Most Vitis vinifera varieties can be infected by phomopsis but not all are affected sufficiently to cause economic loss.
Some table grape varieties are quite susceptible to damage, particularly:
- Waltham Cross
- Purple Cornichon
- Thompson seedless (sultana)
Among the wine grape varieties, Grenache and Tokay are particularly susceptible.
Two types of phomopsis have been described in the past:
- taxon 1
- taxon 2
Taxon 1 has now been identified as the sexual stage Diaporthe perjuncta, and the symptoms and potential damage have yet to be defined.
Taxon 2 is Phomopsis viticola and is the one described on this page.
Infections occur on leaves, shoots and bunches.
Tiny dark brown to black spots rarely greater than 2mm diameter with a 2 to 3mm wide yellow halo around the dead spot. The spots appear 3 to 4 weeks after rain and mainly on the lower leaves on a shoot.
With heavy infection, basal leaves become quite distorted and may not develop to full size.
Petioles may yellow off and abscise, causing leaf drop.
Later developing uninfected leaves often cover the infected basal leaves and the problem is not so noticeable.
Small spots with black centres also appear on shoots in spring, usually at the base of the shoot. These can expand and join up into thin black cracks about 5 to 6mm long.
When infections are severe, the thin cracks join together to produce elongated brown to black legions up to 20mm long. These may open up and become scabby looking.
Heavily infected shoots usually lack vigour and may not develop fully; some are completely girdled and die.

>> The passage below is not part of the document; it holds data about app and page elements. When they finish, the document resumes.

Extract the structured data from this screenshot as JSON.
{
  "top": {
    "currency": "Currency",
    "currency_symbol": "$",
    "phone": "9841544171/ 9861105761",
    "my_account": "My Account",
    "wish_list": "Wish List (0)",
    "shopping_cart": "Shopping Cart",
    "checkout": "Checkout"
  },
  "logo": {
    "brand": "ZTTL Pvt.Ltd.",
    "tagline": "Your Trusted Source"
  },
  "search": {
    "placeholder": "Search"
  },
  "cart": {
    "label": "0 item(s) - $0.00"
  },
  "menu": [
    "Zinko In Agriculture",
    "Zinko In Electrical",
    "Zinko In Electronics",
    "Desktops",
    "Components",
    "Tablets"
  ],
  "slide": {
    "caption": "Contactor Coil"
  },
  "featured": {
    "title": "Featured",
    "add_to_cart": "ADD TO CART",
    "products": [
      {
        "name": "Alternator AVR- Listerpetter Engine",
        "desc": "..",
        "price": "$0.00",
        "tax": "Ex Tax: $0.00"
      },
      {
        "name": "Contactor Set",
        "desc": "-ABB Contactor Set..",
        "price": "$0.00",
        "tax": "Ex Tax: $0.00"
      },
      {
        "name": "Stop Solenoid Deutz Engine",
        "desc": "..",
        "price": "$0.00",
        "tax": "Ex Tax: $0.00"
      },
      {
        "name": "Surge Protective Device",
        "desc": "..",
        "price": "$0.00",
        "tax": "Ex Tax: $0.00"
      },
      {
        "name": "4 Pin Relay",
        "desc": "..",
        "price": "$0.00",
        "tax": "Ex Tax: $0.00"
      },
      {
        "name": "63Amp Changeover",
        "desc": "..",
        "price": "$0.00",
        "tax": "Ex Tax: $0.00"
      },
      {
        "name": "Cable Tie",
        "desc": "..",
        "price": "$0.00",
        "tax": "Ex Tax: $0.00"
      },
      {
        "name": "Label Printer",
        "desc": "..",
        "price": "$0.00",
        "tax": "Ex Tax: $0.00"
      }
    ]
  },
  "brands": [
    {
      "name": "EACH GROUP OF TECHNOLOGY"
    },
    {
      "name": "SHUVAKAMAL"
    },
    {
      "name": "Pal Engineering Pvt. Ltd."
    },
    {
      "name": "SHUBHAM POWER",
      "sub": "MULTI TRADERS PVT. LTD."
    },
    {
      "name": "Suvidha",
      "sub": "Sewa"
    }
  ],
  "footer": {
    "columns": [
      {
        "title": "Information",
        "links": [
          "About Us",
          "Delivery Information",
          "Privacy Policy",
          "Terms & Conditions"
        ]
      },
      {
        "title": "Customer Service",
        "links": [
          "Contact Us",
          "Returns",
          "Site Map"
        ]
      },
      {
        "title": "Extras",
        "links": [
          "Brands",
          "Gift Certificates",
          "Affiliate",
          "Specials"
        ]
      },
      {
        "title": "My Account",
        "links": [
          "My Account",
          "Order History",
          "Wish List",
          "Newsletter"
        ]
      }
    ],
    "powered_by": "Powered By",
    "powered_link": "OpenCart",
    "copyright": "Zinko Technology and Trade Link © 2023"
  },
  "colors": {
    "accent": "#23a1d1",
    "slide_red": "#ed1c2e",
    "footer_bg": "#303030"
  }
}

Occasionally, spots similar to those on shoots and leaves also develop on the flower cluster or bunch stem. Severely infected bunches shrivel and die.
Canes become discoloured, with dark brown or black patches surrounded by white bleached areas. The infected patches may become speckled with the tiny black fruiting structures (pycnidia) of the phomopsis fungus. The latter mostly develop around original lesions or at nodes.
Crop losses caused by phomopsis are mainly associated with the breakage and loss of heavily scarred shoots. This weakening may also lead to loss of infected canes or spurs, all of which reduce potential bunch number and yield.
If canes weakened by infection are retained at pruning time, they are more susceptible to frost damage.
Life cycle of phomopsis
The disease overwinters in the woody parts of the vine and infection initially occurs in the spring. Spores released from the over-wintering pycnidia on canes and wood infected in previous seasons are splashed by rain onto newly developing shoots.
At least 10 hours of rain is required for spores to be released and subsequent periods of high humidity favour the disease.
Growth occurs over a wide range of temperatures but hot temperatures in summer stop it developing.
Infection requires prolonged periods of free moisture to be present on the unprotected green tissue. Heavy rains for extended periods in September, October and November are particularly favourable for disease development.
The disease tends to spread slowly from localised sources within a vineyard.
Monitoring for the disease should start about 3 weeks after budburst, and then 1 to 2 weeks after that if wet conditions persist.
For the protection of developing shoots and foliage in spring, apply chemicals according to label directions through a properly calibrated and adjusted spray machine. Spray initially at bud break, again when shoots are 100 to 150mm long, and then at fortnightly intervals while conditions favouring the disease persist. Up to 5 sprays may be required.
Locate sections of the vineyard where phomposis occurs and inspect those areas in winter for signs of the disease. Where practicable, prune out badly infected canes and spurs which provide inoculum for new infections.
For information on currently registered and or permitted chemicals, check the Australian Pesticide and Veterinary Medicine Authority (APVMA) website and always consult the label and Safety Data Sheet before using any chemical product.
When establishing new vineyards, care should be taken to select cuttings for propagation from vines free of phomopsis, as the disease is readily introduced to a vineyard, with infected planting material.